4. The other ex-Spur, Steve Kerr, had another excellent game coaching his short-handed team. Kerr rightfully got credit for inserting DeMarcus Cousins into the starting line-up for Game 2, as he recognized that Boogie’s entire mindset was as a starter. Kerr started Cousins again in Game 3 — and quickly recognized that Game 2’s success was not going to be repeated. Seeing that Cousins was ineffective, Kerr played him only 19 minutes, three less minutes than Aussie Andrew Bogut, who was playing in the Australian Basketball League a few months ago.
5. Before the game, Jeff Van Gundy said the Warriors were home to play “in their depleted state.” Was he referring to California?
6. A big question going into Game 4 Friday night is whether the Raptors can shoot like this again. In Games 1 and 3, they made their shots and won. In Game 2, they did not, and they lost. Sometimes it really is a simple game.

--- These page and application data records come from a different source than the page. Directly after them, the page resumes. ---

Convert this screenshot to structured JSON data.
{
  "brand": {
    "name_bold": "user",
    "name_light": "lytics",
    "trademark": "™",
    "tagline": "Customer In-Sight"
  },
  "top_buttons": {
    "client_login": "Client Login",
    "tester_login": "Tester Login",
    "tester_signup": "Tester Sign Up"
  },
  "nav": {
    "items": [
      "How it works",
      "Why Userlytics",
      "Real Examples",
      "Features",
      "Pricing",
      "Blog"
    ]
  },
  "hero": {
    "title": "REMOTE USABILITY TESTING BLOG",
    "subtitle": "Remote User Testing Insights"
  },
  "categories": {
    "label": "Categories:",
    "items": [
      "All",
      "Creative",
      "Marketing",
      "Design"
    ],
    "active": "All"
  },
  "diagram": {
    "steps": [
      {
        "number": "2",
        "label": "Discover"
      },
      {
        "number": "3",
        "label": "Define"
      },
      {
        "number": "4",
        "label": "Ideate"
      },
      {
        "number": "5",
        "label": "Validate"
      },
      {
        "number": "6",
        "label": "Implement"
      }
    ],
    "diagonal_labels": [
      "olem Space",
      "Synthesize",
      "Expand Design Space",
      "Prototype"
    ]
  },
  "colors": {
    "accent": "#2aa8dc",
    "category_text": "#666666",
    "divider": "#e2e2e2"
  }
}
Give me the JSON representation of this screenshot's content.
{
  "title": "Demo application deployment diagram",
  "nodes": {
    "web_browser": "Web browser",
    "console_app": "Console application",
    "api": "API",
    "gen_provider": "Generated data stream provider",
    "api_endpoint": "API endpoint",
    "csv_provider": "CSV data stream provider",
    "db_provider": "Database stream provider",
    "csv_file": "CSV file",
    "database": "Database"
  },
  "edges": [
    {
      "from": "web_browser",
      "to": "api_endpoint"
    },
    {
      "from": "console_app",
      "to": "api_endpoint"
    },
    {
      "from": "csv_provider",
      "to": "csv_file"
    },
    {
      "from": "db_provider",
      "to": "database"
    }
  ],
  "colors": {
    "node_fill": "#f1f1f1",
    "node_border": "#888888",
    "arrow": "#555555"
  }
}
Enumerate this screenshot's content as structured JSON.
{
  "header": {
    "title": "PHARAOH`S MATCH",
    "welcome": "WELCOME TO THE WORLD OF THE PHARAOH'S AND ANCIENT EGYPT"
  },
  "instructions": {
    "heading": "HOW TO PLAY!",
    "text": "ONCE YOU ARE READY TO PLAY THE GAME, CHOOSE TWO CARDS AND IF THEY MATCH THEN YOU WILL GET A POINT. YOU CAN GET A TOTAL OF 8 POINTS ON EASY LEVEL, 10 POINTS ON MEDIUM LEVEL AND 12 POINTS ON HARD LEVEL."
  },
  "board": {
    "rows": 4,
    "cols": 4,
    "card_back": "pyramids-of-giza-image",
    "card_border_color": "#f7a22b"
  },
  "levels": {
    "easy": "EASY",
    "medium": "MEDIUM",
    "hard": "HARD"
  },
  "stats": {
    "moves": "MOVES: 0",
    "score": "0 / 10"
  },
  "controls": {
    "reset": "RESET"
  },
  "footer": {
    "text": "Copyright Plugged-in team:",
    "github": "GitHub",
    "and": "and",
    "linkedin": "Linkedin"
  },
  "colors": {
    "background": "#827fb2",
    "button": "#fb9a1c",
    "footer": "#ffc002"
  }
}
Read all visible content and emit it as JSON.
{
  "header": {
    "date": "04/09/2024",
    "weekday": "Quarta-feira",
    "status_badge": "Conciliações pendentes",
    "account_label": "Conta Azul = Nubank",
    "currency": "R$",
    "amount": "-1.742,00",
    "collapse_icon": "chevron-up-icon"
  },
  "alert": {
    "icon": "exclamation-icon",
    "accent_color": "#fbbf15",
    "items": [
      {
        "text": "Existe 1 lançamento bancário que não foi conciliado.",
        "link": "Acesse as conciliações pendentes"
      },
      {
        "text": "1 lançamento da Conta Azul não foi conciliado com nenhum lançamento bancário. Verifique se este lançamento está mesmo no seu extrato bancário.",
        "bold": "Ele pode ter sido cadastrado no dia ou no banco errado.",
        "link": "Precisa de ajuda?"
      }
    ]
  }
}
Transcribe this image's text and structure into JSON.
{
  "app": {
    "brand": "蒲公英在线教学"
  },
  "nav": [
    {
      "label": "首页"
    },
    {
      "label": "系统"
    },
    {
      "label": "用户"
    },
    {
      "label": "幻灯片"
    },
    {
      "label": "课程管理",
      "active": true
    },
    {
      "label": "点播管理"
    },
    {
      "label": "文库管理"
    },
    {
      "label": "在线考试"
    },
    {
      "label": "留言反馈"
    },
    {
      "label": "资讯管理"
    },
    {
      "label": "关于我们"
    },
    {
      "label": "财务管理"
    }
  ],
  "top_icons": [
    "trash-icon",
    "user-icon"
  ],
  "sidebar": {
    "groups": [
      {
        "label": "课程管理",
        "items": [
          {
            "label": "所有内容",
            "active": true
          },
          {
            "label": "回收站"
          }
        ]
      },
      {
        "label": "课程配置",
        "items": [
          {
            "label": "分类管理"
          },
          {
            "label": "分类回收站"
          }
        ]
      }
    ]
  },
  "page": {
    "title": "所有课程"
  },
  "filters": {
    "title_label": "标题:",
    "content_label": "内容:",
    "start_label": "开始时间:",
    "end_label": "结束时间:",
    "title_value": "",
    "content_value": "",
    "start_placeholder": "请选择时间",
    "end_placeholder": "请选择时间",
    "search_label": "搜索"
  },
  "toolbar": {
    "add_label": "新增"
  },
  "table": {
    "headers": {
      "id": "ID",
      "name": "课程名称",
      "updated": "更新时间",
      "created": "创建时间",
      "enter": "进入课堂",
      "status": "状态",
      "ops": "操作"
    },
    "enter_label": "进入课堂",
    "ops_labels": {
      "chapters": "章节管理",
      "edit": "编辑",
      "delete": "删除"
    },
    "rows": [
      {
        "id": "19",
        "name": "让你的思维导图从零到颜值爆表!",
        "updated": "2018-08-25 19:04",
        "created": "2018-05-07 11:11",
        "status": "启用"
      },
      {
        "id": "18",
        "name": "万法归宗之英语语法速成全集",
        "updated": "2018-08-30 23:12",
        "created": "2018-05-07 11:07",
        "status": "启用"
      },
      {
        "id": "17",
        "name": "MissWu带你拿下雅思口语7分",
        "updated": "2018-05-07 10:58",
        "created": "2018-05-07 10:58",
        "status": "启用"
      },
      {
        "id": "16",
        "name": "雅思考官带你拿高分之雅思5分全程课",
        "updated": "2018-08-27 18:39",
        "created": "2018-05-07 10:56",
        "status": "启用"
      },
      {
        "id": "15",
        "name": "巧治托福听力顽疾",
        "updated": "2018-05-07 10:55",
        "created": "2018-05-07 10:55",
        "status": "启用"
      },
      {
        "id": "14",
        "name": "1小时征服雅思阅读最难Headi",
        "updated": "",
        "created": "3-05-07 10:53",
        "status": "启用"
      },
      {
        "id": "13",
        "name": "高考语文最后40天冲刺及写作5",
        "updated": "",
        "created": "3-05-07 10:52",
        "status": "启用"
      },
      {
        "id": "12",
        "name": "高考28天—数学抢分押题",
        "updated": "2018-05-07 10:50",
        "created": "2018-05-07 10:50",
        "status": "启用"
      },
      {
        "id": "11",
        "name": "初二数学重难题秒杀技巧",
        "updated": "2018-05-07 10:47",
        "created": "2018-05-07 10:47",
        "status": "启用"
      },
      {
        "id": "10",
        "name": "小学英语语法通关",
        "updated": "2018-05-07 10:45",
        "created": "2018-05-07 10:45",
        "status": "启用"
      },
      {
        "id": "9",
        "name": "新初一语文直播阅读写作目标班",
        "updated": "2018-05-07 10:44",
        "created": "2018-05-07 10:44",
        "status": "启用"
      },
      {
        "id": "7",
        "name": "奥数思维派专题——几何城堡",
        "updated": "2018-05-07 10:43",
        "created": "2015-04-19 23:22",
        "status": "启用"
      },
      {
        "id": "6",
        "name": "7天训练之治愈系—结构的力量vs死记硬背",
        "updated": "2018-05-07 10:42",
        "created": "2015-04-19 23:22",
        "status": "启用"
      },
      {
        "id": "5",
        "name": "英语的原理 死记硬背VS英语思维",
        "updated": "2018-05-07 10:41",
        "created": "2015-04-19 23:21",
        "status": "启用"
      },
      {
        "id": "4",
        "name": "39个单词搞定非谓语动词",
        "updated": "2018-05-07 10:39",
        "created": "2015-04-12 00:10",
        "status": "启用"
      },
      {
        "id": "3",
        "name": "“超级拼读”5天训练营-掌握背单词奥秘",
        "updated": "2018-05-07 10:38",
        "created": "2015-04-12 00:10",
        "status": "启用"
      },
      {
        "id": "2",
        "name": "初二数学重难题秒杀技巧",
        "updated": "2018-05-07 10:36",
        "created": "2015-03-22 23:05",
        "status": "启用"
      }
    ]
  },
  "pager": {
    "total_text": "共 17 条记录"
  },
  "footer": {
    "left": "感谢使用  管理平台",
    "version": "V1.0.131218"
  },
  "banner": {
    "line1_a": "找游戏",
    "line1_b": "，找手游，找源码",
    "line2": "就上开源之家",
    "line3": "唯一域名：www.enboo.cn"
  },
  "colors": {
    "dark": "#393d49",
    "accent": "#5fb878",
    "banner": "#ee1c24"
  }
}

7. Assuming Klay plays (effectively) in Game 4, one would expect the Warriors to win in front of their home crowd. Assuming Kawhi continues to get healthier, an 80-90% Kawhi will be even better going forward. So the real question may be whether Kevin Durant makes it back, and whether the Warriors can integrate his talents seamlessly (not necessarily a given). If so, the Raptors (up two games to one, almost up three – zero, with homecourt advantage) will likely be underdogs. (Current Vegas odds have the series basically a toss-up.) If neither Klay or KD come back Friday night, or they do and the Raptors win Game 4 anyway, the Warriors will likely never play in Oracle Arena again.